      Carter, Sarah; Department of Communications (2016-03)
      Modern social media applications have revolutionized the ways that public relations practitioners perform their work and conduct their research due to the usability, versatility and compatibility of these contemporary technologies. For example, during the 2012 election cycle, both President Barack Obama’s and Politician Mitt Romney’s electoral campaigns extensively employed popular social media outlets, such as Twitter and YouTube, to engage and more effectively encourage their electorate to become more politically involved online. My honors thesis defines several operational definitions and explores how modern social media applications, particularly Twitter and YouTube, were used effectively during the 2012 presidential election to target and critically influence both their general electorate and middle-class females. I briefly mention descriptive statistical research and qualitative data from the 2008 presidential election; however, my paper primarily focuses on data from the 2012 election. In conclusion, my thesis investigates the content and variety of political messages that were relayed through social media (i.e., Twitter and YouTube) by President Barack Obama’s and Politician Mitt Romney’s media strategists during the 2012 presidential election and the channels of communication that were employed throughout the election cycle.

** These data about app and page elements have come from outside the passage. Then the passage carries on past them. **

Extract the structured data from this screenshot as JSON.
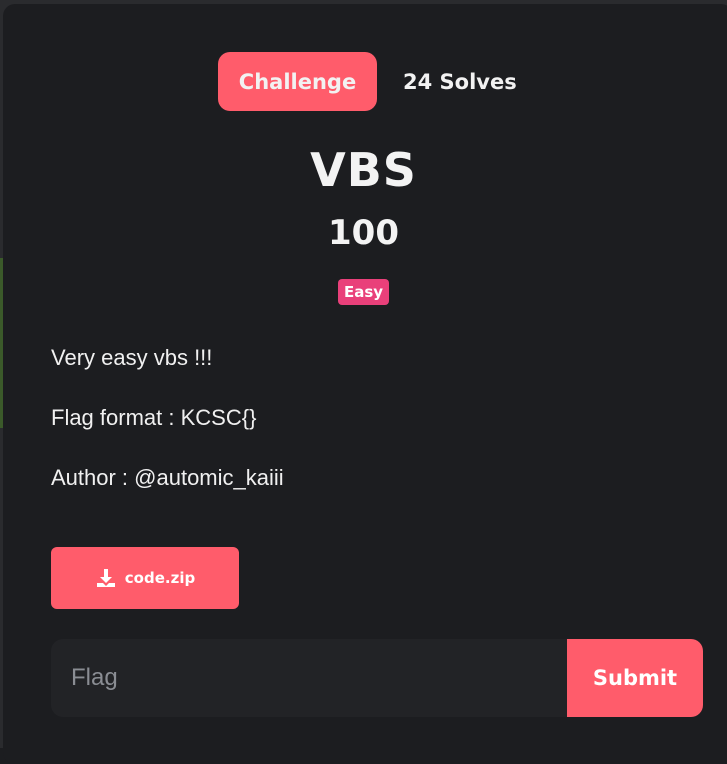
{
  "tabs": {
    "challenge_label": "Challenge",
    "solves_label": "24 Solves"
  },
  "challenge": {
    "name": "VBS",
    "points": "100",
    "difficulty": "Easy",
    "description": [
      "Very easy vbs !!!",
      "Flag format : KCSC{}",
      "Author : @automic_kaiii"
    ]
  },
  "attachment": {
    "label": "code.zip",
    "icon": "download-icon"
  },
  "flag_form": {
    "placeholder": "Flag",
    "value": "",
    "submit_label": "Submit"
  },
  "colors": {
    "accent": "#ff5c6b",
    "badge": "#e9407a",
    "background": "#1c1d20",
    "input_bg": "#222326"
  }
}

    • Evaluating the Effects of Plant Oils on Feral Hog Behavior and Populations at Cowden Plantation, Jackson, SC.

      West, Valerie; Hunter, Austin; Minter, Bradford; Department of Biological Sciences (2016-03)

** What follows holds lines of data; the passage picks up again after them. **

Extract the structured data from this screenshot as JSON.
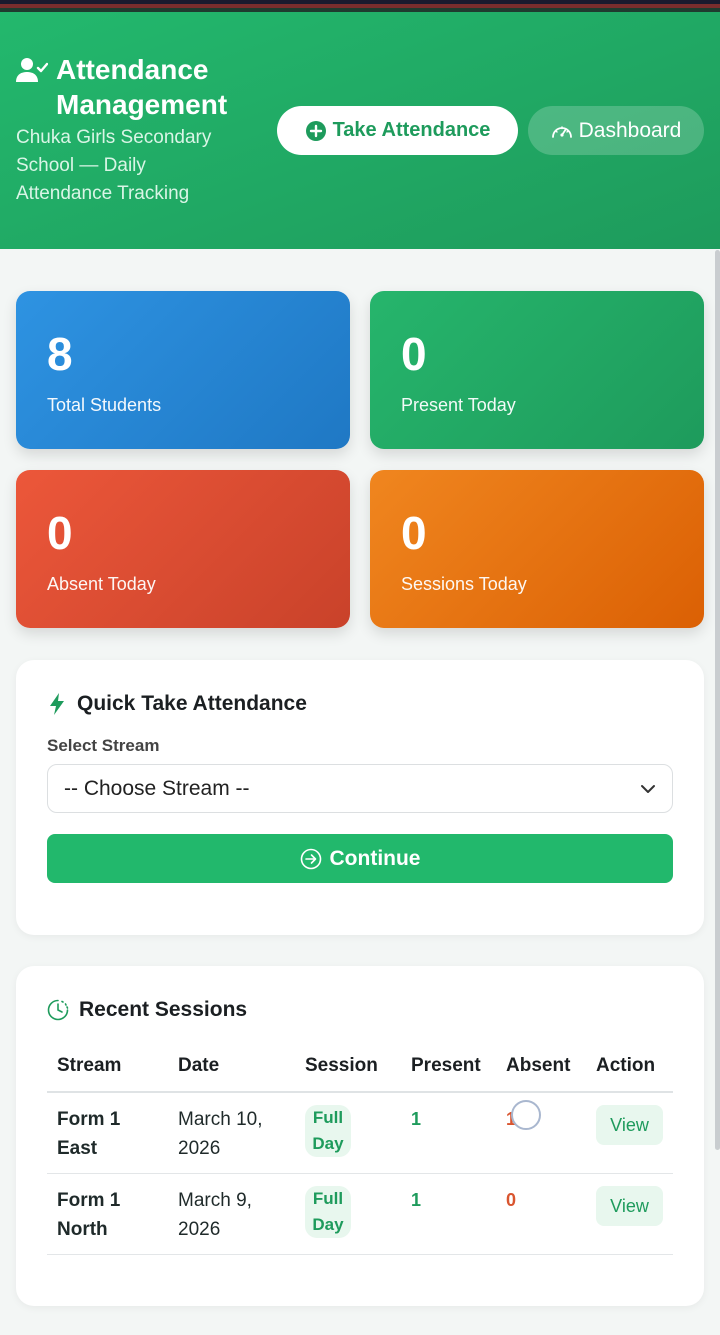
{
  "header": {
    "title_line1": "Attendance",
    "title_line2": "Management",
    "subtitle": "Chuka Girls Secondary School — Daily Attendance Tracking",
    "take_attendance_label": "Take Attendance",
    "dashboard_label": "Dashboard"
  },
  "stats": [
    {
      "value": "8",
      "label": "Total Students",
      "color": "#2e93e2"
    },
    {
      "value": "0",
      "label": "Present Today",
      "color": "#26b56c"
    },
    {
      "value": "0",
      "label": "Absent Today",
      "color": "#ec573a"
    },
    {
      "value": "0",
      "label": "Sessions Today",
      "color": "#f0861f"
    }
  ],
  "quick": {
    "title": "Quick Take Attendance",
    "field_label": "Select Stream",
    "select_value": "-- Choose Stream --",
    "continue_label": "Continue"
  },
  "recent": {
    "title": "Recent Sessions",
    "columns": [
      "Stream",
      "Date",
      "Session",
      "Present",
      "Absent",
      "Action"
    ],
    "rows": [
      {
        "stream": "Form 1 East",
        "date": "March 10, 2026",
        "session": "Full Day",
        "present": "1",
        "absent": "1",
        "action": "View"
      },
      {
        "stream": "Form 1 North",
        "date": "March 9, 2026",
        "session": "Full Day",
        "present": "1",
        "absent": "0",
        "action": "View"
      }
    ]
  },
  "icons": {
    "header": "user-check-icon",
    "take_attendance": "plus-circle-icon",
    "dashboard": "speedometer-icon",
    "quick": "lightning-icon",
    "continue": "arrow-circle-right-icon",
    "recent": "clock-icon",
    "select": "chevron-down-icon"
  },
  "colors": {
    "brand": "#1e9b5c",
    "brand_light": "#23b86d",
    "absent": "#d9552f"
  }
}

      Our research was conducted on Cowden Plantation, located along the Savannah River in Jackson, SC. In a previous study, it was hypothesized that feral hogs were being repelled by imitation catnip oil scent. This led to the question of whether that effect could be replicated and if other mint oils would have a similar effect. The primary purpose of this study was to observe the effects of a variety of mint oil extracts on the behaviors of the feral hog populations at ten locations on the Plantation. Feral hogs (Sus scrofa) were observed, via camera trapping, responding to the following oil extracts: Imitation Catnip Oil, Peppermint Oil, Eucalyptus Oil, Spearmint Oil, and Pure Catnip Oil. Cuddeback (IR and Black Flash) trail cameras were placed in open and forested habitats to monitor the species appearance and reaction using video clips. Scents were rotated every two weeks at each location, and all sites included two control weeks. A newly saturated scent tab was placed at each location in front of the cameras at the beginning of every week, and image cards were exchanged on those occasions. In summary, each camera went through a fourteen-week rotation with a different scent rotated every other week. Population densities were measured based on the number of images captured with scents compared to images captured without scents. Animal behavior was monitored through video and categorized into four different scent reaction groups: Smelled, Repelled, Rubbed Against, and Tasted. The most feral hog activity and behavioral responses occurred around the mint oils in both habitat areas. Most activity was captured when the ambient temperatures were warmer, and the oils were more aromatic. Funding Source: Center for Undergraduate Research and Scholarship and Department of Biological Sciences